This is shocking behavior, but then again, it isn’t. Many of have known for some time that the true science is being ignored by those wanting to push through manic legislation such as Obama’s Cap and Tax bill (which, by the way, contains many, many surprises that will cripple our economy even more).

Why aren’t more people upset by this?

Jun 8 2009

Science as Religion

Scientific fundamentalists claim that science is the disinterested pursuit of truth. But representing science in this way is to disregard the human needs science serves. Among us, science serves two needs: for hope and censorship. Today, only science supports the myth of progress. If people cling to the hope of progress, it is not so much from genuine belief as from fear of what may come if they give it up. The political projects of the twentieth century have failed, or achieved much less than they promised. At the same time, progress in science is a daily experience, confirmed whenever we buy a new electronic gadget, or take a new drug. Science gives us a sense of progress that ethical and political life cannot.

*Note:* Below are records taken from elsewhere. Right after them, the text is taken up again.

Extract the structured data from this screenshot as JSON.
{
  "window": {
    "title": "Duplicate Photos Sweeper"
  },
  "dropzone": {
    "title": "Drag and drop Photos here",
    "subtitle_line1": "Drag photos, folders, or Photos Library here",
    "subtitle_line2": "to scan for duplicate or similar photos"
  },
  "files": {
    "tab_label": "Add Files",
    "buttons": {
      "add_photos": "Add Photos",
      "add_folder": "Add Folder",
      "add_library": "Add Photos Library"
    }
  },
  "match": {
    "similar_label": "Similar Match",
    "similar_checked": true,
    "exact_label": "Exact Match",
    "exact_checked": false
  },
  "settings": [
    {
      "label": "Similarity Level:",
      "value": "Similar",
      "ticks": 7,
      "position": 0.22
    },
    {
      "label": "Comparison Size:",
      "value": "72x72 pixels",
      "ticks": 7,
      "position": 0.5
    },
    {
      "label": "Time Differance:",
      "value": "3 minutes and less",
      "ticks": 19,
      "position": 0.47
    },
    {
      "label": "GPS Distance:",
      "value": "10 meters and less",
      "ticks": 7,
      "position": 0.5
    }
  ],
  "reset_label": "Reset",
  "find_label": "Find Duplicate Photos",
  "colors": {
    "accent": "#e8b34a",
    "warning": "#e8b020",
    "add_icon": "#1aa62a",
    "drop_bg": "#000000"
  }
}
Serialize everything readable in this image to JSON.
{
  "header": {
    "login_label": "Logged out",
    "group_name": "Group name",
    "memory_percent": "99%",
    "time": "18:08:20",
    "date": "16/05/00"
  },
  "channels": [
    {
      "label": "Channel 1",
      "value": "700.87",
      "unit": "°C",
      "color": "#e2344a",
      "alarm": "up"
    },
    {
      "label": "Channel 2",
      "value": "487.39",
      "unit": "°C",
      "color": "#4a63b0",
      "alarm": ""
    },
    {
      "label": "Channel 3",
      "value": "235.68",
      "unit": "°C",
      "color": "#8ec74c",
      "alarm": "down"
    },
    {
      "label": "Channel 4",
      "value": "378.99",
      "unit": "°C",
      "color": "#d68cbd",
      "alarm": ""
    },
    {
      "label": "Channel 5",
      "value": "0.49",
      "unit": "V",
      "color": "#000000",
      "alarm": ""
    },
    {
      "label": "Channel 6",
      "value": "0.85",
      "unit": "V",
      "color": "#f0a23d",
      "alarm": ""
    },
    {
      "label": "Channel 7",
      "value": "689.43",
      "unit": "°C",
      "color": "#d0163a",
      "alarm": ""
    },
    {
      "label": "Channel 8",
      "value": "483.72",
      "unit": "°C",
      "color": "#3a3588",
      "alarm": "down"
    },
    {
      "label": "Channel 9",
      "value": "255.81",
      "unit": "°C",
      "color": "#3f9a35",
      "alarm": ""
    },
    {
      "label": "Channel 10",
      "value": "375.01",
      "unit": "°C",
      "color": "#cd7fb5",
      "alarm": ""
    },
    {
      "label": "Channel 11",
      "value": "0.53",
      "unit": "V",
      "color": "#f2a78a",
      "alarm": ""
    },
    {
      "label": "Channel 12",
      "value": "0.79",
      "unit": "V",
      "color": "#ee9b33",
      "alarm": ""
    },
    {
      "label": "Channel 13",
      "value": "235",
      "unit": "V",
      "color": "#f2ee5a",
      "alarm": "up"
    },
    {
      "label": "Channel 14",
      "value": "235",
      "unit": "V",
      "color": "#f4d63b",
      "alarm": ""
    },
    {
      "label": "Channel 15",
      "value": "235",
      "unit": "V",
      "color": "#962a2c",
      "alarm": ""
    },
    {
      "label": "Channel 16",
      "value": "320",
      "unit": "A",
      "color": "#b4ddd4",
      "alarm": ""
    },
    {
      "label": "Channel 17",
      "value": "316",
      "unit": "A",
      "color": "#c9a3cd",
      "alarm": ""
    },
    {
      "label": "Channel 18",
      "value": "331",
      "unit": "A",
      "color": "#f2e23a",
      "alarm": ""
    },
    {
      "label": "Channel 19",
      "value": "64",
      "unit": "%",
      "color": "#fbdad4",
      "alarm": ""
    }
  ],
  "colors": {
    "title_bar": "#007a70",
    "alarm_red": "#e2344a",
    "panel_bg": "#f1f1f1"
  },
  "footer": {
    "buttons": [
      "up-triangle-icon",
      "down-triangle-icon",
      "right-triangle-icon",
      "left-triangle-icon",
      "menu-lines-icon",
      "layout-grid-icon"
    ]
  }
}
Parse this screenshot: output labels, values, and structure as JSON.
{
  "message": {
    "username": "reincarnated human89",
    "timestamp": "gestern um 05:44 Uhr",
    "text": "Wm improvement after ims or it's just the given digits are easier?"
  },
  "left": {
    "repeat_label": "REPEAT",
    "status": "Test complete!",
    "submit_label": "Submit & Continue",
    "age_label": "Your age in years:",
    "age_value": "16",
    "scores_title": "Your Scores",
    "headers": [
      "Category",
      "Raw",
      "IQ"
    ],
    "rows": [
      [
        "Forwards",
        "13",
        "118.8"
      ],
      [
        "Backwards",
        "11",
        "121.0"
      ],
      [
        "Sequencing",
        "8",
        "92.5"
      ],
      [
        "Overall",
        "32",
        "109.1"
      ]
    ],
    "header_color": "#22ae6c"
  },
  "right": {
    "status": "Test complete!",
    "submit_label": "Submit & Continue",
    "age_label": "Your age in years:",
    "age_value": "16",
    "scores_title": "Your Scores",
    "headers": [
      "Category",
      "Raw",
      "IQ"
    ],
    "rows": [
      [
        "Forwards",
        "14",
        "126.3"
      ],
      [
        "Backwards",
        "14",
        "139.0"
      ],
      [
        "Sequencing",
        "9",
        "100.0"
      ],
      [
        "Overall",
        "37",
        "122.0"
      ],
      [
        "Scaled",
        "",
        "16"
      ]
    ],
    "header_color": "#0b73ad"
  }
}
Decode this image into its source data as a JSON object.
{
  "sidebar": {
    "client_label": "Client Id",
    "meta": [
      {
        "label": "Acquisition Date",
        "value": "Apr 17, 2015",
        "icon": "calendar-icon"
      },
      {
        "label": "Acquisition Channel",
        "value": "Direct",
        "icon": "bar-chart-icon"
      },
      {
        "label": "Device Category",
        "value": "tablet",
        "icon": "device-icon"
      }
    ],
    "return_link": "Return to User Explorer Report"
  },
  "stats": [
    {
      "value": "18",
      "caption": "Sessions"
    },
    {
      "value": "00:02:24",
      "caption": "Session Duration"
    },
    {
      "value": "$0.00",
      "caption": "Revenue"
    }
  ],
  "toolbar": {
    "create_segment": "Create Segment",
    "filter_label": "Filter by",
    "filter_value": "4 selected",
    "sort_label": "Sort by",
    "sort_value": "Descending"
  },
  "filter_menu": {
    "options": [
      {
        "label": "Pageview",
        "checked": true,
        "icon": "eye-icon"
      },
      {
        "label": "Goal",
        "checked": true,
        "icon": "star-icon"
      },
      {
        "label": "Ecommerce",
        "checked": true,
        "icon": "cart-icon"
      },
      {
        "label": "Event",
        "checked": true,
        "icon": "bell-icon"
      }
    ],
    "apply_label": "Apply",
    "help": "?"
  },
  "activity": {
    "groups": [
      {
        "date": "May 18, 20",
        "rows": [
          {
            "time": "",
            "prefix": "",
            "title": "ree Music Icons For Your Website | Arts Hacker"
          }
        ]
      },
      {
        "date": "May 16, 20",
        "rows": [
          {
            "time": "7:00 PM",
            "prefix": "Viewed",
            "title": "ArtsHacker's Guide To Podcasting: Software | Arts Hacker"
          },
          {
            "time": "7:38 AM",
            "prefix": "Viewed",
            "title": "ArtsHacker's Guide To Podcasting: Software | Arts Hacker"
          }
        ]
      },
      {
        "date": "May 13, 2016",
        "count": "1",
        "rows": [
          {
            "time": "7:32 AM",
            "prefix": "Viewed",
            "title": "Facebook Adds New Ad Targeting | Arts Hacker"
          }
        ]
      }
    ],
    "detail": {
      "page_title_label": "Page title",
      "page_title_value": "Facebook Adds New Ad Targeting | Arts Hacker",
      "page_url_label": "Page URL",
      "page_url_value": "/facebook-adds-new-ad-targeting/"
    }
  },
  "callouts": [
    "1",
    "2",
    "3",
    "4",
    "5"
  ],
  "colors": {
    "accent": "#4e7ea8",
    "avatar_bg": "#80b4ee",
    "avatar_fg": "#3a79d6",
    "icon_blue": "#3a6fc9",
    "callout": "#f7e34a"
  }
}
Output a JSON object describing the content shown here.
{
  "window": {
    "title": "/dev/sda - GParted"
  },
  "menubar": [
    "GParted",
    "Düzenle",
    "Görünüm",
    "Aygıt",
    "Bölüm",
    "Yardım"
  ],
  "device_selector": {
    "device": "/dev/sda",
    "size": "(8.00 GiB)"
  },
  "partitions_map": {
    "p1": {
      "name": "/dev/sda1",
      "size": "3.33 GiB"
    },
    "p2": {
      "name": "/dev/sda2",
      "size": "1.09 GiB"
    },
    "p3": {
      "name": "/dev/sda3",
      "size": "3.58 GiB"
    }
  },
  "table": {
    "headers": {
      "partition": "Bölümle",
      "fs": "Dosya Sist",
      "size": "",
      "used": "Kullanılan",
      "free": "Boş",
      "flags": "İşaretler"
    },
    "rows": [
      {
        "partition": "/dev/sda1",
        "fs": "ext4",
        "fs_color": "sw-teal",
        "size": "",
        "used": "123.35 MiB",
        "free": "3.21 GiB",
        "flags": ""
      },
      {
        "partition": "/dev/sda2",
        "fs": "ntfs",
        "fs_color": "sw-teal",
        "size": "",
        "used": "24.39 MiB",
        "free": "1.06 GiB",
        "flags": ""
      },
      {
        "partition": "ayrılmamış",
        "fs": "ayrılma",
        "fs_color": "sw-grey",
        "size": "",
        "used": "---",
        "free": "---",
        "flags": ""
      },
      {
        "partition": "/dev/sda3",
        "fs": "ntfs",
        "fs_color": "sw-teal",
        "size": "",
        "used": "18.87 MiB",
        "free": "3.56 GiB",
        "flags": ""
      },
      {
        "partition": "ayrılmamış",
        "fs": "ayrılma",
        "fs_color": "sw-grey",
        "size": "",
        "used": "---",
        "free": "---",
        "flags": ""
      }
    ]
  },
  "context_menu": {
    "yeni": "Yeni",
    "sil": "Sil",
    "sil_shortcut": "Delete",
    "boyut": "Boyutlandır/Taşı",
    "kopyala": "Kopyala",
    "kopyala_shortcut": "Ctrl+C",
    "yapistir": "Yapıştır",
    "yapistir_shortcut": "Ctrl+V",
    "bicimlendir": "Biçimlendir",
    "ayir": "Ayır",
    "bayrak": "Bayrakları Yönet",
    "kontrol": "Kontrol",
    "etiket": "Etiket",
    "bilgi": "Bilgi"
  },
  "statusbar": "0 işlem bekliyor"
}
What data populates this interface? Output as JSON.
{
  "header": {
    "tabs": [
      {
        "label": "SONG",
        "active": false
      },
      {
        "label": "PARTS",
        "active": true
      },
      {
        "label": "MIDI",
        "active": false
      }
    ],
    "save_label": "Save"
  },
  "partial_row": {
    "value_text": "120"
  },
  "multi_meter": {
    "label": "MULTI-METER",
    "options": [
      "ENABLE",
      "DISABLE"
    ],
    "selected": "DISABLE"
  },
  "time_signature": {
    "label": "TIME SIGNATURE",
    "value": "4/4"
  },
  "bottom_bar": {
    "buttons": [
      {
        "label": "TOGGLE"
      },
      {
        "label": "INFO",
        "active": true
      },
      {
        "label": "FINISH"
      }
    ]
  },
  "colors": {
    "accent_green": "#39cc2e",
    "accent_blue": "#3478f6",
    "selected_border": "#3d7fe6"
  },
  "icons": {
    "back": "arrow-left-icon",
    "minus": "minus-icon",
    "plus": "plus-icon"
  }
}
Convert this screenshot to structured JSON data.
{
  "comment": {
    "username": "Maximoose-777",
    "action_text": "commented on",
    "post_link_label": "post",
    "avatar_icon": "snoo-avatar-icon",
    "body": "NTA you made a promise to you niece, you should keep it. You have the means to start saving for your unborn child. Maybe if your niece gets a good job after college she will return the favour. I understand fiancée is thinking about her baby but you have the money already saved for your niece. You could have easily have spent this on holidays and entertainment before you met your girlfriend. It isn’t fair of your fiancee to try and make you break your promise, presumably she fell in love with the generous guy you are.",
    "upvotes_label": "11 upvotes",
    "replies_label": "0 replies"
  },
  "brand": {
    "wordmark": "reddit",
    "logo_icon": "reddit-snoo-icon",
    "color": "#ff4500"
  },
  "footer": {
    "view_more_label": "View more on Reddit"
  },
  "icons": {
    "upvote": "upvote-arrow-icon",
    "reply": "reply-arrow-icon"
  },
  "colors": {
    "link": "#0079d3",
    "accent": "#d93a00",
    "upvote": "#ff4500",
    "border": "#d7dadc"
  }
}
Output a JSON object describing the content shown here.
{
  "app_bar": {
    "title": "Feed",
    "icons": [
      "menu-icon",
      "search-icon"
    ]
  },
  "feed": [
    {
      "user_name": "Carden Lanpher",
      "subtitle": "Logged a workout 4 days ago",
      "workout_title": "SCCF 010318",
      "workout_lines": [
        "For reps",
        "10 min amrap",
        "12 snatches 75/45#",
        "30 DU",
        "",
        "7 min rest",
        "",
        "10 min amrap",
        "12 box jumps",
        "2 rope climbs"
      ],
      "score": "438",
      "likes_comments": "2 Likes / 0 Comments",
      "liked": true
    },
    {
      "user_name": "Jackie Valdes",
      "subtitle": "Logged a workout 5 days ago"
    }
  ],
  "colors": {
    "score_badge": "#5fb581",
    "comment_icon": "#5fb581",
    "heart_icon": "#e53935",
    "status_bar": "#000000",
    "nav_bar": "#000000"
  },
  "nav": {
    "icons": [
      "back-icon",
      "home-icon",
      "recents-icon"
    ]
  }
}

Again, science alone has the power to silence heretics. Today it is the only institution that can claim authority. Like the Church in the past, it has the power to destroy, or marginalise, independent thinkiers. (Think how orthodox medicine reacted to Freud, and orthodox Darwinians to Lovelock.) In fact, science does not yield any fixed picture of things, but by censoring thinkers who stray too far from current orthodoxies it p reserves the comforting illusion of a single established worldview. From the standpoint of anyone who values freedom of thought, this may be unfortunate, but it is undoubtedly the chief source of science’s appeal. For us, science is a refuge from uncertainty, promising — and in some measure delivering — the miracle of freedom from thought; while churches become sanctuaries for doubt.

John Gray, from Straw Dogs

h/t to Rod Dreher